As the field of contenders vying for the 2020 Democratic presidential nomination quickly takes shape, top party officials gathering in Washington this week were expected to make pivotal decisions on debates, the role of superdelegates in the presidential nominating process and a presidential convention site.
In the first major announcement out of the meeting, the DNC announced Thursday the thresholds it will use to set its first two debates in June and July.
Candidates must receive at least 1 percent support in three "reputable" national or early-state polls conducted between Jan. 1 and two weeks prior to the given debate. Candidates must also receive donations from at least 65,000 donors across 20 states with a minimum of 200 donors per state.
The debates will be capped at 20 participants and are likely to be divided in two and held on consecutive nights. As previously announced, candidates will "draw lots" to determine on which night they will participate. Should the number that qualifies be larger than 20, ties will be broken by candidates who meet both thresholds, then by polling average and, finally, by unique donors.
The June debate will be broadcast on NBC/MSNBC/Telemundo and the July debate by CNN, both on weekdays and in prime time. Dates, times and exact locations for the debates have not yet been announced.
Those debates will be the first opportunity for candidates to face their opponents in person and hash out any major policy differences between them.
Houston, Miami and Milwaukee are the three finalists for the 2020 Democratic National Convention.
On Wednesday night, the party also announced a historic data sharing agreement between the DNC, state parties and the "progressive ecosystem," to better coordinate the sharing of valuable information on Democratic voters.
The new system, the Democratic Data Exchange (DDEx), will be chaired by Howard Dean, a former DNC head and Vermont governor.
The gathering also comes as the Democratic presidential field is quickly coming into shape, with nearly a dozen candidates -- including five U.S. senators, six women and the nation's first openly gay candidate -- announcing either presidential exploratory committees or official presidential campaigns.
Party officials from states voting early in the primary process, like Nevada, said the growing and diverse presidential field will only serve to boost turnout and energize Democratic voters eager for a shot to deny Trump a second term in the White House.

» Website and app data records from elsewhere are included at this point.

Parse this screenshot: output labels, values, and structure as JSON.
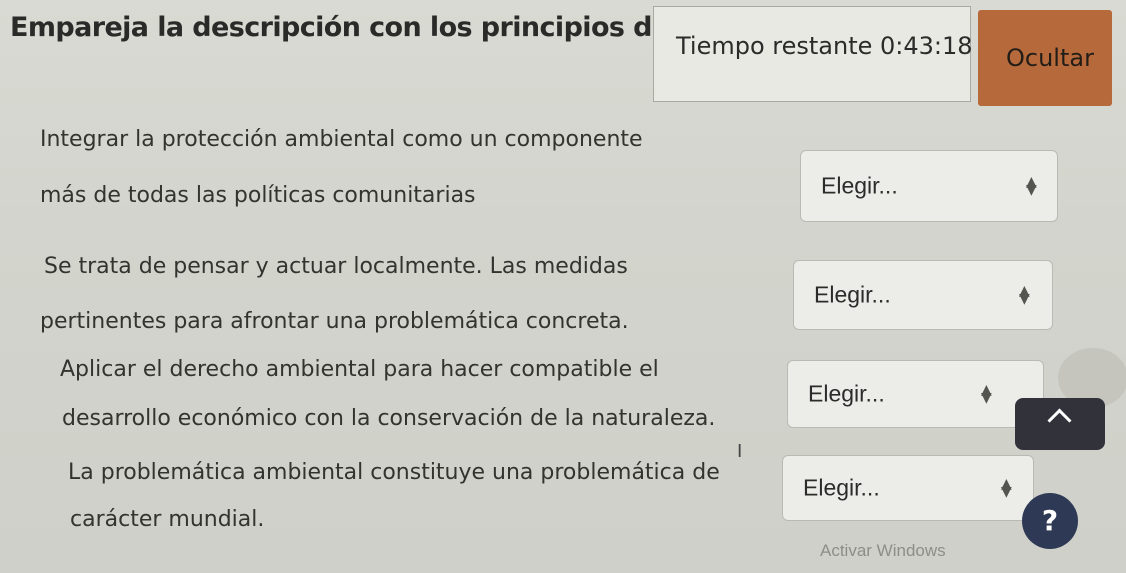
{
  "header": {
    "title": "Empareja la descripción con los principios del de",
    "timer_text": "Tiempo restante 0:43:18",
    "hide_label": "Ocultar"
  },
  "items": [
    {
      "line1": "Integrar la protección ambiental como un componente",
      "line2": "más de todas las políticas comunitarias",
      "select": "Elegir..."
    },
    {
      "line1": "Se trata de pensar y actuar localmente. Las medidas",
      "line2": "pertinentes para afrontar una problemática concreta.",
      "select": "Elegir..."
    },
    {
      "line1": "Aplicar el derecho ambiental para hacer compatible el",
      "line2": "desarrollo económico con la conservación de la naturaleza.",
      "select": "Elegir..."
    },
    {
      "line1": "La problemática ambiental constituye una problemática de",
      "line2": "carácter mundial.",
      "select": "Elegir..."
    }
  ],
  "icons": {
    "up": "chevron-up-icon",
    "help": "question-icon",
    "arrows": "updown-arrows-icon"
  },
  "watermark": "Activar Windows",
  "help_label": "?",
  "colors": {
    "hide_button": "#b66a3c",
    "up_button": "#31323a",
    "help_button": "#2e3a55"
  }
}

"The diverse field is something that will get the Democratic base in Nevada really excited, and I think drum up more participation in our caucus process," Molly Forgey, the communications director for the Nevada Democratic Party, told reporters Thursday.
As the Democratic Party's presidential field takes shape, so too has the primary calendar that will have major impacts on how candidates strategically plan their travel as they try to make inroads as early in the process as possible.
Late last year, the state of California moved up its primary date to March 3, a significant shift that may give candidates, like Sen. Kamala Harris, incentive to invest more in her state.
Early voting in California will also begin 30 days before primary day, meaning voters in the state can cast their ballots on the same day as the Feb. 3 Iowa caucuses.
The move rankled some in the party, but another top official in Nevada, whose 2020 presidential caucuses are set to take place on Feb. 22, said they have no concern about the move threatening their status as an early bellwether in the Democratic primary process.
Other topics of discussion at the DNC gathering include how states will continue to incorporate new rules about the transparency and accessibility of the primary process and clarifying the role of superdelegates in the nominating process.
Earlier this week the state of Iowa announced a proposal to hold "virtual caucuses," for Democratic voters unable to participate in the -- at times -- complicated and cumbersome process in person.
Officials from Nevada said they are considering their options on how to make the process more accessible, but did not say whether online or virtual voting was under consideration.